___ TASK INPUT

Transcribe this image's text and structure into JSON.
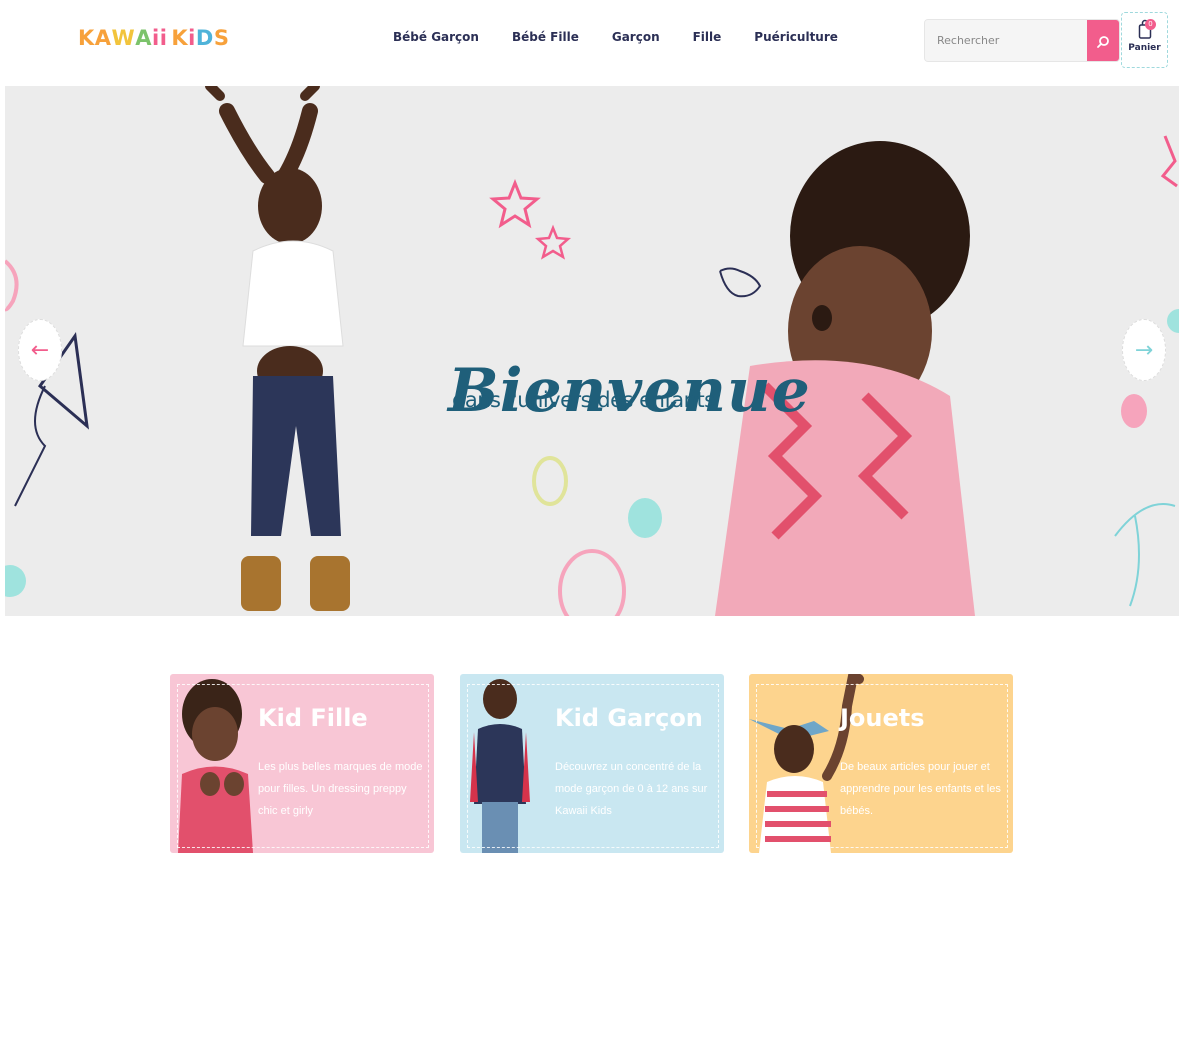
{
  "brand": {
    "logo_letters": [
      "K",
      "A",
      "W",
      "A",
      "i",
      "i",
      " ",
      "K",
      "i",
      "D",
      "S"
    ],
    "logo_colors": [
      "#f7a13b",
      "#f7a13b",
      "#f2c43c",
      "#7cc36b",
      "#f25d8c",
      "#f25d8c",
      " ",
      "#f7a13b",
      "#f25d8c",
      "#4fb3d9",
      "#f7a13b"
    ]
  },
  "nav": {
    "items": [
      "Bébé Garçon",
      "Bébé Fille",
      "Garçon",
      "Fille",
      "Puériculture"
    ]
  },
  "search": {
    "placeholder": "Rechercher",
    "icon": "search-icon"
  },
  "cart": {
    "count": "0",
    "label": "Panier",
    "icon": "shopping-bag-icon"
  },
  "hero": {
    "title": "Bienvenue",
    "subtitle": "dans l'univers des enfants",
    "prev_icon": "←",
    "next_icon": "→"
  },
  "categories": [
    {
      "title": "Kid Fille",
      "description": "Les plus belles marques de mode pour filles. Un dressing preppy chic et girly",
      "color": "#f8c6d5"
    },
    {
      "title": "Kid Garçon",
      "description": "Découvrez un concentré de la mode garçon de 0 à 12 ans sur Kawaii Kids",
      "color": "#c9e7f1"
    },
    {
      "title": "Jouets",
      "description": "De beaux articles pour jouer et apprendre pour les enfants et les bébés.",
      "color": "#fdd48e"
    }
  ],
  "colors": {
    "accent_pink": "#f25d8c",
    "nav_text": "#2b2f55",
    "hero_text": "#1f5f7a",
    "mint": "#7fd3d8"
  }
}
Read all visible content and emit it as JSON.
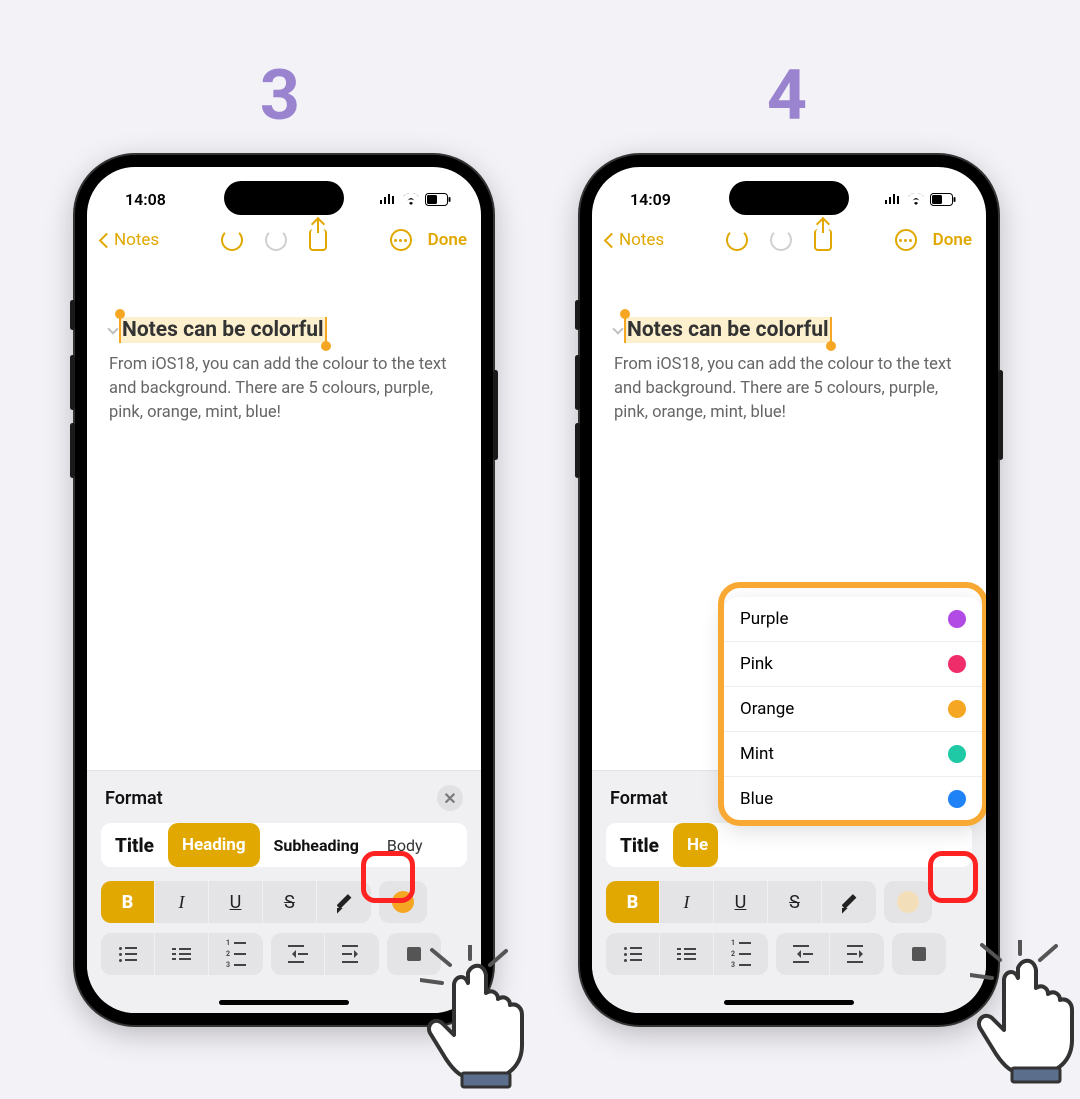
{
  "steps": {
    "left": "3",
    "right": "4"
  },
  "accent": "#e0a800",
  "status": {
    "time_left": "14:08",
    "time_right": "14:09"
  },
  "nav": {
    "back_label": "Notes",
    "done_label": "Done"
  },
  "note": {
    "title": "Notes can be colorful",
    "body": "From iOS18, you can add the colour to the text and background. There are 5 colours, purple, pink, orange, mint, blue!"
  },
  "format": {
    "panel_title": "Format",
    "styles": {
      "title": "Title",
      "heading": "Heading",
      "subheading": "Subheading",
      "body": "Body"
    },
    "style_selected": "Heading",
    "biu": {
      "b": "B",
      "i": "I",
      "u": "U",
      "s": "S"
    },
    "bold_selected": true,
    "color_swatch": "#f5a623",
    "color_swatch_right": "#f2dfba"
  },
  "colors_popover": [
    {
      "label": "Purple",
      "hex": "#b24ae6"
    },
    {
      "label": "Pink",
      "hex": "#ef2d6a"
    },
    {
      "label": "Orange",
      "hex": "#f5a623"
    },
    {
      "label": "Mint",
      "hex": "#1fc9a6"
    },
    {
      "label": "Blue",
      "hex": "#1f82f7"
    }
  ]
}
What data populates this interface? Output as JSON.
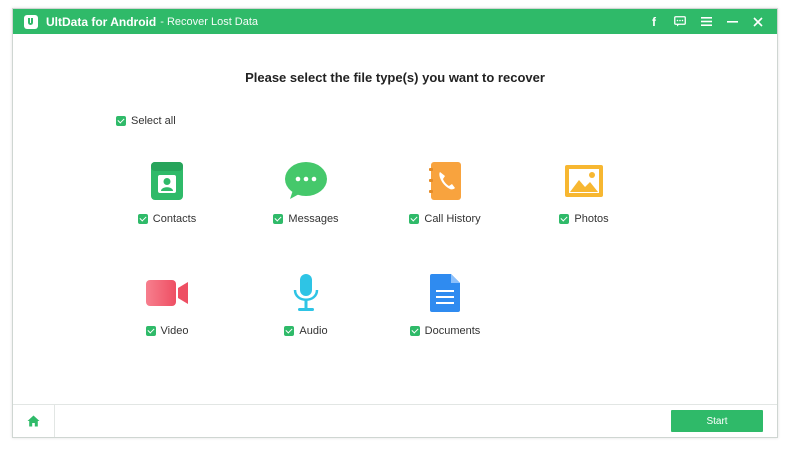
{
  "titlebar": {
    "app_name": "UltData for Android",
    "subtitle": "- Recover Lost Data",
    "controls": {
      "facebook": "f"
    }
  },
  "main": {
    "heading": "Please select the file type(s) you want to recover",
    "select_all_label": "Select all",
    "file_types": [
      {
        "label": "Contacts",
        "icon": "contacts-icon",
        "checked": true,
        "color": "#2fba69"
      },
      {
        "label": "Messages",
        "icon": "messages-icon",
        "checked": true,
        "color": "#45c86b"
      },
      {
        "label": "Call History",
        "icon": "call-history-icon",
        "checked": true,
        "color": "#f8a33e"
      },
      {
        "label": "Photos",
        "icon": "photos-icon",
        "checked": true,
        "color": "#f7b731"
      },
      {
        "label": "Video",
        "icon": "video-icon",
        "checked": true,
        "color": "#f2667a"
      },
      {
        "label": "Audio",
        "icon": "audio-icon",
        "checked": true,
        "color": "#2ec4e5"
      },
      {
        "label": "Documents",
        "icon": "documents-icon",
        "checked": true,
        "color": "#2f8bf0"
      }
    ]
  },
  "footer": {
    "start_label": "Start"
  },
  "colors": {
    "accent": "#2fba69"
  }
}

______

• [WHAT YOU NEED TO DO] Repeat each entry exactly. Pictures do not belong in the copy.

• [ANSWER TO THIS EXERCISE]
Transcribe this image's text and structure into JSON.
{
  "brand": {
    "logo_letters": [
      "K",
      "A",
      "W",
      "A",
      "i",
      "i",
      " ",
      "K",
      "i",
      "D",
      "S"
    ],
    "logo_colors": [
      "#f7a13b",
      "#f7a13b",
      "#f2c43c",
      "#7cc36b",
      "#f25d8c",
      "#f25d8c",
      " ",
      "#f7a13b",
      "#f25d8c",
      "#4fb3d9",
      "#f7a13b"
    ]
  },
  "nav": {
    "items": [
      "Bébé Garçon",
      "Bébé Fille",
      "Garçon",
      "Fille",
      "Puériculture"
    ]
  },
  "search": {
    "placeholder": "Rechercher",
    "icon": "search-icon"
  },
  "cart": {
    "count": "0",
    "label": "Panier",
    "icon": "shopping-bag-icon"
  },
  "hero": {
    "title": "Bienvenue",
    "subtitle": "dans l'univers des enfants",
    "prev_icon": "←",
    "next_icon": "→"
  },
  "categories": [
    {
      "title": "Kid Fille",
      "description": "Les plus belles marques de mode pour filles. Un dressing preppy chic et girly",
      "color": "#f8c6d5"
    },
    {
      "title": "Kid Garçon",
      "description": "Découvrez un concentré de la mode garçon de 0 à 12 ans sur Kawaii Kids",
      "color": "#c9e7f1"
    },
    {
      "title": "Jouets",
      "description": "De beaux articles pour jouer et apprendre pour les enfants et les bébés.",
      "color": "#fdd48e"
    }
  ],
  "colors": {
    "accent_pink": "#f25d8c",
    "nav_text": "#2b2f55",
    "hero_text": "#1f5f7a",
    "mint": "#7fd3d8"
  }
}
Read all visible content and emit it as JSON.
{
  "steps": {
    "left": "3",
    "right": "4"
  },
  "accent": "#e0a800",
  "status": {
    "time_left": "14:08",
    "time_right": "14:09"
  },
  "nav": {
    "back_label": "Notes",
    "done_label": "Done"
  },
  "note": {
    "title": "Notes can be colorful",
    "body": "From iOS18, you can add the colour to the text and background. There are 5 colours, purple, pink, orange, mint, blue!"
  },
  "format": {
    "panel_title": "Format",
    "styles": {
      "title": "Title",
      "heading": "Heading",
      "subheading": "Subheading",
      "body": "Body"
    },
    "style_selected": "Heading",
    "biu": {
      "b": "B",
      "i": "I",
      "u": "U",
      "s": "S"
    },
    "bold_selected": true,
    "color_swatch": "#f5a623",
    "color_swatch_right": "#f2dfba"
  },
  "colors_popover": [
    {
      "label": "Purple",
      "hex": "#b24ae6"
    },
    {
      "label": "Pink",
      "hex": "#ef2d6a"
    },
    {
      "label": "Orange",
      "hex": "#f5a623"
    },
    {
      "label": "Mint",
      "hex": "#1fc9a6"
    },
    {
      "label": "Blue",
      "hex": "#1f82f7"
    }
  ]
}
What data populates this interface? Output as JSON.
{
  "titlebar": {
    "app_name": "UltData for Android",
    "subtitle": "- Recover Lost Data",
    "controls": {
      "facebook": "f"
    }
  },
  "main": {
    "heading": "Please select the file type(s) you want to recover",
    "select_all_label": "Select all",
    "file_types": [
      {
        "label": "Contacts",
        "icon": "contacts-icon",
        "checked": true,
        "color": "#2fba69"
      },
      {
        "label": "Messages",
        "icon": "messages-icon",
        "checked": true,
        "color": "#45c86b"
      },
      {
        "label": "Call History",
        "icon": "call-history-icon",
        "checked": true,
        "color": "#f8a33e"
      },
      {
        "label": "Photos",
        "icon": "photos-icon",
        "checked": true,
        "color": "#f7b731"
      },
      {
        "label": "Video",
        "icon": "video-icon",
        "checked": true,
        "color": "#f2667a"
      },
      {
        "label": "Audio",
        "icon": "audio-icon",
        "checked": true,
        "color": "#2ec4e5"
      },
      {
        "label": "Documents",
        "icon": "documents-icon",
        "checked": true,
        "color": "#2f8bf0"
      }
    ]
  },
  "footer": {
    "start_label": "Start"
  },
  "colors": {
    "accent": "#2fba69"
  }
}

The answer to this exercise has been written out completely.